▸ **What the task asks**
Write the data out again so that it matches word for word.

▸ **Listed entries**

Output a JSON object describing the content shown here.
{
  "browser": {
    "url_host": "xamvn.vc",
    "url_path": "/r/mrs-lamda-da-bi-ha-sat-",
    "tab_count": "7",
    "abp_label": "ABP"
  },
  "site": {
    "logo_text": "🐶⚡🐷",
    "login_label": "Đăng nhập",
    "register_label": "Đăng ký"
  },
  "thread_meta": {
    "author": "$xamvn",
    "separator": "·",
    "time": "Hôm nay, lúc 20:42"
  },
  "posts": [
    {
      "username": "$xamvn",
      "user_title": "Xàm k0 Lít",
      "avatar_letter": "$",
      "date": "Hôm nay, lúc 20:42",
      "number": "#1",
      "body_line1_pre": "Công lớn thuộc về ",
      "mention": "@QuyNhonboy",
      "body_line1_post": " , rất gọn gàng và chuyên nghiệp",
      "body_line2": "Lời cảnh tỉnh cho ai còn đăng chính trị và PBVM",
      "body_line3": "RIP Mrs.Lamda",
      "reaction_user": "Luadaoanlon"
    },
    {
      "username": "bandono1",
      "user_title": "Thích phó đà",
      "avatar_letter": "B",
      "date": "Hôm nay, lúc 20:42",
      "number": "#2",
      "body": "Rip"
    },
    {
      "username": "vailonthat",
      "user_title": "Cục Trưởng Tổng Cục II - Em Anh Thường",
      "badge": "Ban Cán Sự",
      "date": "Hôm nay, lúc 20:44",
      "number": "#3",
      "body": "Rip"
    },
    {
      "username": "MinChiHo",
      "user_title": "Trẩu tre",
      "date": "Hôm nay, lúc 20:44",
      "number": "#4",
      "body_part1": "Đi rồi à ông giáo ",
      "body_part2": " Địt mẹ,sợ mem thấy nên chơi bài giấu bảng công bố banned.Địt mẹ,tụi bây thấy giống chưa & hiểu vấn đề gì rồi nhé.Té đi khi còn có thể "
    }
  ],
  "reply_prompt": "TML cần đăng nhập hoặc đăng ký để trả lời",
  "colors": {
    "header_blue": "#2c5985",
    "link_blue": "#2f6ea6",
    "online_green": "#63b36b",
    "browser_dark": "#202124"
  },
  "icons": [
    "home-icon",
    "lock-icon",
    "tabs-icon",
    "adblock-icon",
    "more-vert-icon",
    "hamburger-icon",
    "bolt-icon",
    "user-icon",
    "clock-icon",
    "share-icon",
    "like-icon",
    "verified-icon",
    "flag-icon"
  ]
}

▸ **Task output**
Output a JSON object describing the content shown here.
{
  "browser": {
    "url_host": "xamvn.vc",
    "url_path": "/r/mrs-lamda-da-bi-ha-sat-",
    "tab_count": "7",
    "abp_label": "ABP"
  },
  "site": {
    "logo_text": "🐶⚡🐷",
    "login_label": "Đăng nhập",
    "register_label": "Đăng ký"
  },
  "thread_meta": {
    "author": "$xamvn",
    "separator": "·",
    "time": "Hôm nay, lúc 20:42"
  },
  "posts": [
    {
      "username": "$xamvn",
      "user_title": "Xàm k0 Lít",
      "avatar_letter": "$",
      "date": "Hôm nay, lúc 20:42",
      "number": "#1",
      "body_line1_pre": "Công lớn thuộc về ",
      "mention": "@QuyNhonboy",
      "body_line1_post": " , rất gọn gàng và chuyên nghiệp",
      "body_line2": "Lời cảnh tỉnh cho ai còn đăng chính trị và PBVM",
      "body_line3": "RIP Mrs.Lamda",
      "reaction_user": "Luadaoanlon"
    },
    {
      "username": "bandono1",
      "user_title": "Thích phó đà",
      "avatar_letter": "B",
      "date": "Hôm nay, lúc 20:42",
      "number": "#2",
      "body": "Rip"
    },
    {
      "username": "vailonthat",
      "user_title": "Cục Trưởng Tổng Cục II - Em Anh Thường",
      "badge": "Ban Cán Sự",
      "date": "Hôm nay, lúc 20:44",
      "number": "#3",
      "body": "Rip"
    },
    {
      "username": "MinChiHo",
      "user_title": "Trẩu tre",
      "date": "Hôm nay, lúc 20:44",
      "number": "#4",
      "body_part1": "Đi rồi à ông giáo ",
      "body_part2": " Địt mẹ,sợ mem thấy nên chơi bài giấu bảng công bố banned.Địt mẹ,tụi bây thấy giống chưa & hiểu vấn đề gì rồi nhé.Té đi khi còn có thể "
    }
  ],
  "reply_prompt": "TML cần đăng nhập hoặc đăng ký để trả lời",
  "colors": {
    "header_blue": "#2c5985",
    "link_blue": "#2f6ea6",
    "online_green": "#63b36b",
    "browser_dark": "#202124"
  },
  "icons": [
    "home-icon",
    "lock-icon",
    "tabs-icon",
    "adblock-icon",
    "more-vert-icon",
    "hamburger-icon",
    "bolt-icon",
    "user-icon",
    "clock-icon",
    "share-icon",
    "like-icon",
    "verified-icon",
    "flag-icon"
  ]
}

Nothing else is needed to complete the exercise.